Soviet-Jewish Prisoners of War in German Captivity

Institute of Geography
Russian Academy of Sciences
Staromonetnyi pereulok, 29
109017 Moscow
Russian Federation
Translated by Elaine MacKinnon
"When one's own does not sell, a stranger will not buy."
(Svoi ne prodastchuzhoi ne kupit.)
—Semen Orshtein
"How did you Yids [abramy] manage to stay alive?"
—From the questions of a SMERSH agent

Adolf Hitler successfully constructed several simple and accessible social hierarchies, which the German people mastered well. There was a racial table of ranks, with Jews at the bottom. There was also a scale for ideological opponents, based on how dangerous they were to the Reich and how much hatred they inspired.

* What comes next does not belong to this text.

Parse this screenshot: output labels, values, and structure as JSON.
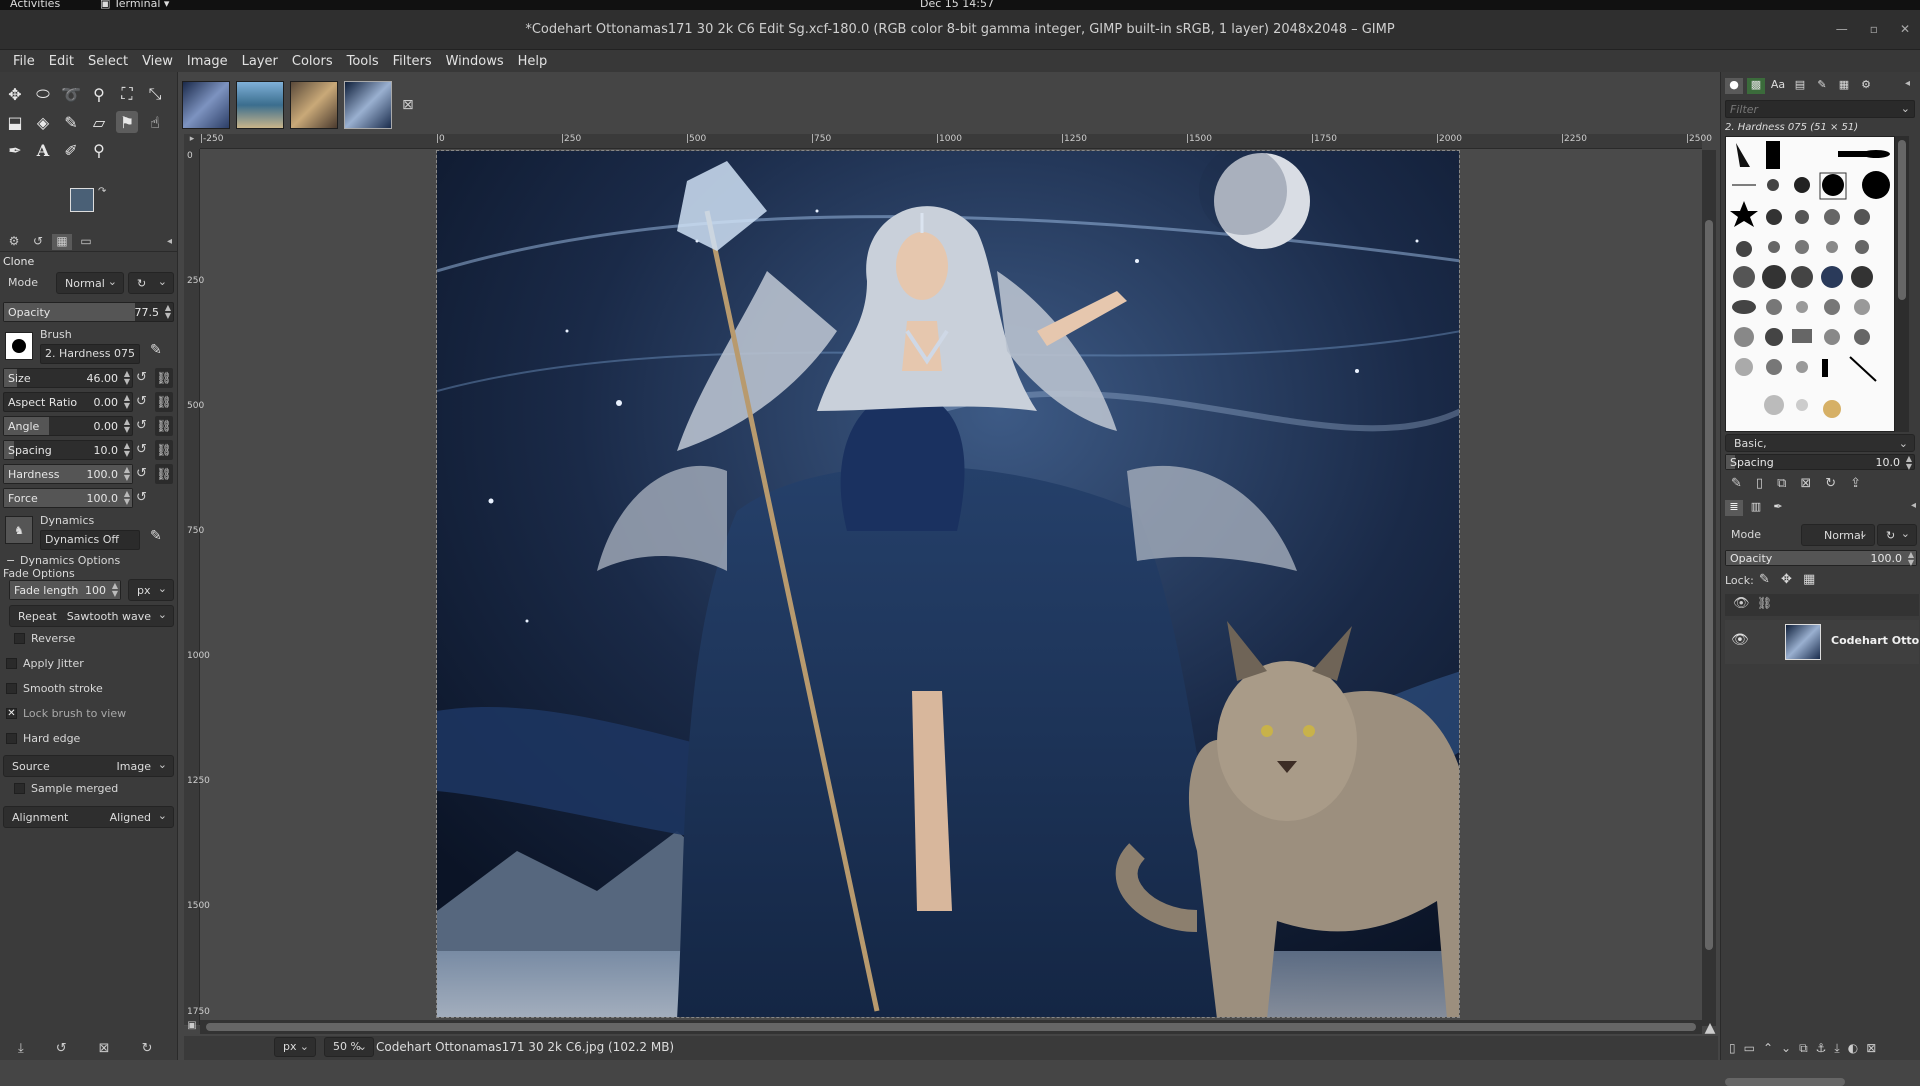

At the top of this scale were the carriers of communist ideology: the "Jewish–Bolshevik intelligentsia" and "political commissars." Even military prisoners had their own hierarchy, and Soviet POWs ranked the lowest among the many opponents of the Reich.1 So, imagine what it was like for [End Page 763] Soviet prisoners of war who were of Jewish origin, and moreover, were political instructors! What could be lower, more contemptible, more hated? The present article focuses on these prisoners.


The literature specifically devoted to German treatment of Jewish prisoners of war from the different countries in the anti-Hitler coalition is not very extensive. Unquestionably, the groundbreaking work on Soviet-Jewish prisoners of war is the article by Shmuel Krakowski, "The Fate of Jewish Prisoners of War in the Soviet and Polish Armies," which used primarily American and German archival documents (materials from the trials of Nazi war criminals), as well as literary sources.2 It also relied in part on more general Polish publications, where this theme is covered along with a number of other issues.3

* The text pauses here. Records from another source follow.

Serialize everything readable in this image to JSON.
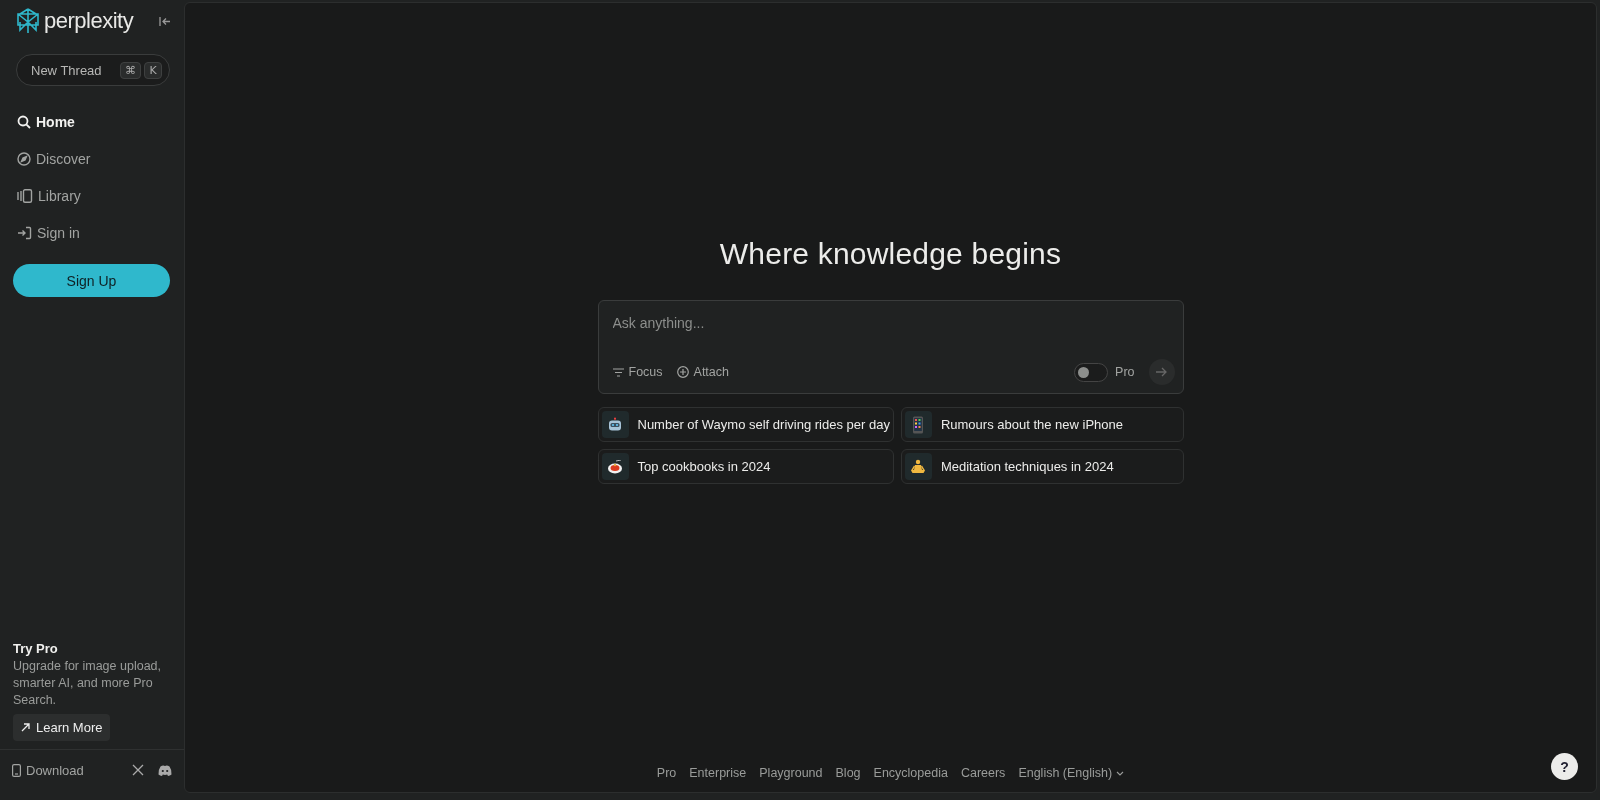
{
  "sidebar": {
    "logo": "perplexity",
    "new_thread": {
      "label": "New Thread",
      "keys": [
        "⌘",
        "K"
      ]
    },
    "nav": [
      {
        "label": "Home",
        "selected": true
      },
      {
        "label": "Discover",
        "selected": false
      },
      {
        "label": "Library",
        "selected": false
      },
      {
        "label": "Sign in",
        "selected": false
      }
    ],
    "sign_up": "Sign Up",
    "promo": {
      "title": "Try Pro",
      "text": "Upgrade for image upload, smarter AI, and more Pro Search.",
      "button": "Learn More"
    },
    "download": "Download"
  },
  "main": {
    "heading": "Where knowledge begins",
    "search": {
      "placeholder": "Ask anything...",
      "focus": "Focus",
      "attach": "Attach",
      "pro_label": "Pro",
      "pro_on": false
    },
    "suggestions": [
      {
        "text": "Number of Waymo self driving rides per day"
      },
      {
        "text": "Rumours about the new iPhone"
      },
      {
        "text": "Top cookbooks in 2024"
      },
      {
        "text": "Meditation techniques in 2024"
      }
    ],
    "footer_links": [
      "Pro",
      "Enterprise",
      "Playground",
      "Blog",
      "Encyclopedia",
      "Careers"
    ],
    "language": "English (English)",
    "help": "?"
  }
}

Most of the leading American scholars of the Holocaust either pass right over this topic, or like Raul Hilberg, give it relatively little attention, providing only a few randomly selected facts and unusually broad discussions.4 This theme was only at the periphery of scholarly interest in the USSR as well. Even The Black Book has just two chapters that depict the tragedy of Jewish POWs.5 Similarly, Il´ia Al´tman's groundbreaking Zhertvy nenavisti: [End Page 764] Kholokost v SSSR, 1941–1945 gg. (Victims of Hatred: The Holocaust in the USSR, 1941–1945) devotes only one minor and disproportionately small chapter to this topic.6

At the same time, it is curious and, of course, not a coincidence that in I. A. Dugas and F. Ia. Cheron's Vycherknutye iz pamiati: Sovetskie voennoplennye mezhdu Gitlerom i Stalinym (Erased from Memory: Soviet Prisoners of War between Hitler and Stalin), written by representatives of the "second emigration" and published in Paris in 1994, the issue of Jewish POWs is simply ignored. Even when they discuss the Commissar Order, the authors manage to leave Jews out of the lists of its victims.7

Highly valuable material is found in the Central Archive of the Russian Federation Ministry of Defense in Podol´sk (TsAMO), which contains the collection Dokumenty obviniaiut: Kholokost. Svidetel´stva Krasnoi Armii (Documents Bear Witness: The Holocaust. Evidence of the Red Army), published by F. D. Sverdlov in the series "The Russian Library of the Holocaust." In particular, documents from the political departments of the Red Army include a few lines extracted from the troops' political reports, excerpts from the testimonies of local inhabitants and interrogations of German war prisoners, and resolutions of the combined military–civil commissions.8

The materials in the Sverdlov collection offer considerable evidence of Jewish genocide in Soviet territories, including what occurred prior to the formation in 1943 of the "Extraordinary State Commission for the Establishment and the Investigation of the Crimes of the Fascist German Invaders and Their Accomplices, and the Damage They Caused to Citizens, Collective Farms, Public Organizations, State Enterprises, and Institutions of the USSR...